You may have seen this in my tweetstream yesterday:
— Charles G Hill (@dustbury) September 6, 2013
Actually, I can remember a September that started out worse than this one, and that was September 2000:
First: One hundred six! (Forty-one Celsius; it doesn’t help.) And it’s supposed to get warmer over the weekend. Water pressure isn’t suffering — yet.
Second: I quit counting at 108; if it got any warmer than that, I don’t want to know about it. [It didn't.]

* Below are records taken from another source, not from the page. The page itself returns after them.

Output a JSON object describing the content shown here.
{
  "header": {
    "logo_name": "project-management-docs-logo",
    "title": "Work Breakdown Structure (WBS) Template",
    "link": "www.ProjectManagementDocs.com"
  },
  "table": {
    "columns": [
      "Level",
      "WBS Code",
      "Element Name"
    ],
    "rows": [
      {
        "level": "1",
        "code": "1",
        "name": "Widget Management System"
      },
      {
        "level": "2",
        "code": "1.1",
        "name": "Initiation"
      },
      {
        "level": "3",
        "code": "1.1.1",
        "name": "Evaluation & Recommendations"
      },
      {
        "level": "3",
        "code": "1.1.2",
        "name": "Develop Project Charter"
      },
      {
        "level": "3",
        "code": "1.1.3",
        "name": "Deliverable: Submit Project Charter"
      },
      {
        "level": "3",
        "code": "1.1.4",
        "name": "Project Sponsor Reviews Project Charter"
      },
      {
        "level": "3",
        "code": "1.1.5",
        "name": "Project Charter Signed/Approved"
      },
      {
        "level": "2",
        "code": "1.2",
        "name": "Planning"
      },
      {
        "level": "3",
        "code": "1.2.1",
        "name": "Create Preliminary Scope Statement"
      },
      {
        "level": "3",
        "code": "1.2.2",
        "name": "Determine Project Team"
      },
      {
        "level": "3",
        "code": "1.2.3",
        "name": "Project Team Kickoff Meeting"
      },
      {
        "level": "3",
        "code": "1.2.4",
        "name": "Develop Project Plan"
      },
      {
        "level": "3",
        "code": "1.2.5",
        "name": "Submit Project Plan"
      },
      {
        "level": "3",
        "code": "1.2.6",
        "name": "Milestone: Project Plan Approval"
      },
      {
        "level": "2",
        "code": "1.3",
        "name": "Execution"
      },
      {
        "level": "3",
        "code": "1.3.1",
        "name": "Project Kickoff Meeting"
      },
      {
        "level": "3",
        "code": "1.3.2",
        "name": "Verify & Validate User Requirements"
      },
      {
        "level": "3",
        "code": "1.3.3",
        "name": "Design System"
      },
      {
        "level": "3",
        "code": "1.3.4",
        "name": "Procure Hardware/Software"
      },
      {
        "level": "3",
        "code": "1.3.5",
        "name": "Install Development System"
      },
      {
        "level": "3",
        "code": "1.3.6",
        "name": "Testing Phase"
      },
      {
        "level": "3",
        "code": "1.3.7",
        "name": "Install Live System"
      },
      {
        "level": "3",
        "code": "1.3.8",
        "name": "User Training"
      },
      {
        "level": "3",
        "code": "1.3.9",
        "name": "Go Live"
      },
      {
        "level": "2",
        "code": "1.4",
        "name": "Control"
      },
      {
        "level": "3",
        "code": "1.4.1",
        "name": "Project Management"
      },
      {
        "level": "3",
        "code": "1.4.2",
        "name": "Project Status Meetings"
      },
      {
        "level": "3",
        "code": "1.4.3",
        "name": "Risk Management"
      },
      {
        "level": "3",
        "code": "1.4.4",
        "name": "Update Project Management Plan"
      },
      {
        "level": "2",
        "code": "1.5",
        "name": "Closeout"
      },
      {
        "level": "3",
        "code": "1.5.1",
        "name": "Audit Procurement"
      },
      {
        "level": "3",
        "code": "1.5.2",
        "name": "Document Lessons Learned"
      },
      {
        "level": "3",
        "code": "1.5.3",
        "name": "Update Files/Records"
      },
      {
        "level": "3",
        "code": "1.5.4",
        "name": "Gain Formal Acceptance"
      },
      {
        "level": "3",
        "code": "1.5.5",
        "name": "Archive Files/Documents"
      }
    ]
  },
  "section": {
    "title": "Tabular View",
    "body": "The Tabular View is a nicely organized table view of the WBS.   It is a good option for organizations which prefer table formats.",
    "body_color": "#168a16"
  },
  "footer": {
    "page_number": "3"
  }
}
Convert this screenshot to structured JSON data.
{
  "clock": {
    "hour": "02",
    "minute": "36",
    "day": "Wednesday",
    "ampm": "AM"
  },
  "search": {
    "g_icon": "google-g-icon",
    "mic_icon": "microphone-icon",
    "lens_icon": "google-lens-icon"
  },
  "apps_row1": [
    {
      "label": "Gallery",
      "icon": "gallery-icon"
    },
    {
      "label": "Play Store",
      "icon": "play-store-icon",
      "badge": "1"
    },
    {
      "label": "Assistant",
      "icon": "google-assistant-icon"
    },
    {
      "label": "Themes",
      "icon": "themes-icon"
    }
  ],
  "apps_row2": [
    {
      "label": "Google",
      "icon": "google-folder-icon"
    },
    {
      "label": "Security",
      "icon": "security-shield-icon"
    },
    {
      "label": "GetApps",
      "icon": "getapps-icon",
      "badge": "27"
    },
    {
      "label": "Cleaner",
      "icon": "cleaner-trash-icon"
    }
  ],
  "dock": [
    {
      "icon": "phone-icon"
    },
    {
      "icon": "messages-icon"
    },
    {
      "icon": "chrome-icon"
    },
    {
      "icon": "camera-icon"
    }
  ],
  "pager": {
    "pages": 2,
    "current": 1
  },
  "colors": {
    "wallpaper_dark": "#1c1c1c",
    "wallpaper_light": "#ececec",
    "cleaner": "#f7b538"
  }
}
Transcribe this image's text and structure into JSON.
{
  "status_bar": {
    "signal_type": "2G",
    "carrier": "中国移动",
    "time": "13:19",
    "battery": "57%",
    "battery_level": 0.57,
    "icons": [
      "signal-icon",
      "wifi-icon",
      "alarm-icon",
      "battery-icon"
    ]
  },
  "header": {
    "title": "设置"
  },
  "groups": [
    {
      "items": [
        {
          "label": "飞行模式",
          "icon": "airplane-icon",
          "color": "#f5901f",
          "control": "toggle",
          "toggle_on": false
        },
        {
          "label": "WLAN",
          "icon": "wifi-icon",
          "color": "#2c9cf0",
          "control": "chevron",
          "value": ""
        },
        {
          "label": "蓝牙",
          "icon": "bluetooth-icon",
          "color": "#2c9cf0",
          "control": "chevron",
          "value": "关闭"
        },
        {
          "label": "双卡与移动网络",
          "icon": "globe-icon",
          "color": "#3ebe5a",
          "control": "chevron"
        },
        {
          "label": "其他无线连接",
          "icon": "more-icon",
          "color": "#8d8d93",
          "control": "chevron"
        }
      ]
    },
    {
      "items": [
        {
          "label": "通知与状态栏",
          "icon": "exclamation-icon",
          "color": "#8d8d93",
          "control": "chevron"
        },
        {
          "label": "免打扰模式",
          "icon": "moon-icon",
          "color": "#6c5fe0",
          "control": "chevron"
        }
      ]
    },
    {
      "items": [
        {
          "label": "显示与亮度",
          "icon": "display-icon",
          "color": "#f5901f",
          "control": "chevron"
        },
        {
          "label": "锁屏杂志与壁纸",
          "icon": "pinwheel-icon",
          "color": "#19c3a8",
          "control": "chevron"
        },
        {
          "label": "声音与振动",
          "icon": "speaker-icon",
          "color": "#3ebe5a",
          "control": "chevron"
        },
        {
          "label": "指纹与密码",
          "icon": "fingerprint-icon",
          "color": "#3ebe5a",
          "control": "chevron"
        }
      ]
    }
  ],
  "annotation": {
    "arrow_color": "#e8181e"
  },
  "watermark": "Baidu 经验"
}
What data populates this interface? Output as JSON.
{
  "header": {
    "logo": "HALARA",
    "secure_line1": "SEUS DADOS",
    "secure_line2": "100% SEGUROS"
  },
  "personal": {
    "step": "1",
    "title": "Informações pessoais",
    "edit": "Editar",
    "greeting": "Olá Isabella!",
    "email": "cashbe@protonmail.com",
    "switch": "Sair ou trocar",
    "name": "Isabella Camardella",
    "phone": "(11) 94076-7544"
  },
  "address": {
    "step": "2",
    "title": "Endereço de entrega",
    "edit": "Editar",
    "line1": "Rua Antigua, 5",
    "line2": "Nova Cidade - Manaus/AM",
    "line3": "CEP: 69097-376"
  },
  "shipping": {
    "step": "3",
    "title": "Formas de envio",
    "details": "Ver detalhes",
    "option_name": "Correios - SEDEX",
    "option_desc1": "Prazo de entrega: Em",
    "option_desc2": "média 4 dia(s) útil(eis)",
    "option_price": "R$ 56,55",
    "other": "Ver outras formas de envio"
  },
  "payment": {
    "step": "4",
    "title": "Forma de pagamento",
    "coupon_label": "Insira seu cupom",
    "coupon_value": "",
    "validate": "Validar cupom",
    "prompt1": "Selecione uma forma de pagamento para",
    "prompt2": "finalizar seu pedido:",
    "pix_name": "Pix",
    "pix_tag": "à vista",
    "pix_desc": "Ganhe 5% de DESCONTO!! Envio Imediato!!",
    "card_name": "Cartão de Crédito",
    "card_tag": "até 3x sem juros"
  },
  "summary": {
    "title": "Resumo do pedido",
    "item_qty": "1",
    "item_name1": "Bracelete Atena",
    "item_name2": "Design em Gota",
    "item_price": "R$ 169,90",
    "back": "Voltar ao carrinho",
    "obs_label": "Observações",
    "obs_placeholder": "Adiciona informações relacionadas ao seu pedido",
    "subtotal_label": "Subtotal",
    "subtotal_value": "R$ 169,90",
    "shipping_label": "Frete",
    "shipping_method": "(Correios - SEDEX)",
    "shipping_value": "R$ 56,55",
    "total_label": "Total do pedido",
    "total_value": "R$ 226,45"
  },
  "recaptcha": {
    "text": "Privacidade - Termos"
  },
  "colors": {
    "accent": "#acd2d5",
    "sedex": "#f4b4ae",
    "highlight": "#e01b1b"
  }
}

Third: What kind of bizarre recipe is Mother Nature following here? “Preheat to 100-plus, then bake for weeks at a time.” I suppose we should be grateful we aren’t being marinated. Meanwhile, all the moisture we’re supposed to be getting is falling on people who are already sick of it.
Fourth: The temperature dipped to a frosty 106 today, and there were actual signs of rain scattered around the eastern fringes, but nothing close to the Big Town. The worst, at least, seems to be over — until, of course, we start importing air from Canada’s Northwest Territories, which will start some time in the next sixty days.
Fifth: The temperature today inexplicably failed to make it into the triple digits today, and may fail to do so again tomorrow.
Sixth: As the weather shifts back into a more normal sort of pattern — it now feels like August in Oklahoma instead of July in Senegal — I can now concentrate on all the other things that annoy me no end.
No weather-related entry on the seventh.
And I was perhaps being unfair to Senegal, whose interior is the blast furnace; the coast, where most of the population lives, tends to be merely warm and rather moist in July. For comparison, the Tambacounda region, in eastern Senegal, once posted a high of 129°F.
For the record, there was no rain in Oklahoma City in September 2000 until the 22nd: 1.73 inches fell over the next two days. Daily highs: 22nd, 96; 23rd, 80; 24th, 56. Thank you, Canada. Said I on the 25th: “Life on the Lone Prairie has its drawbacks, especially if you have some notion that climate ought to be comfy.”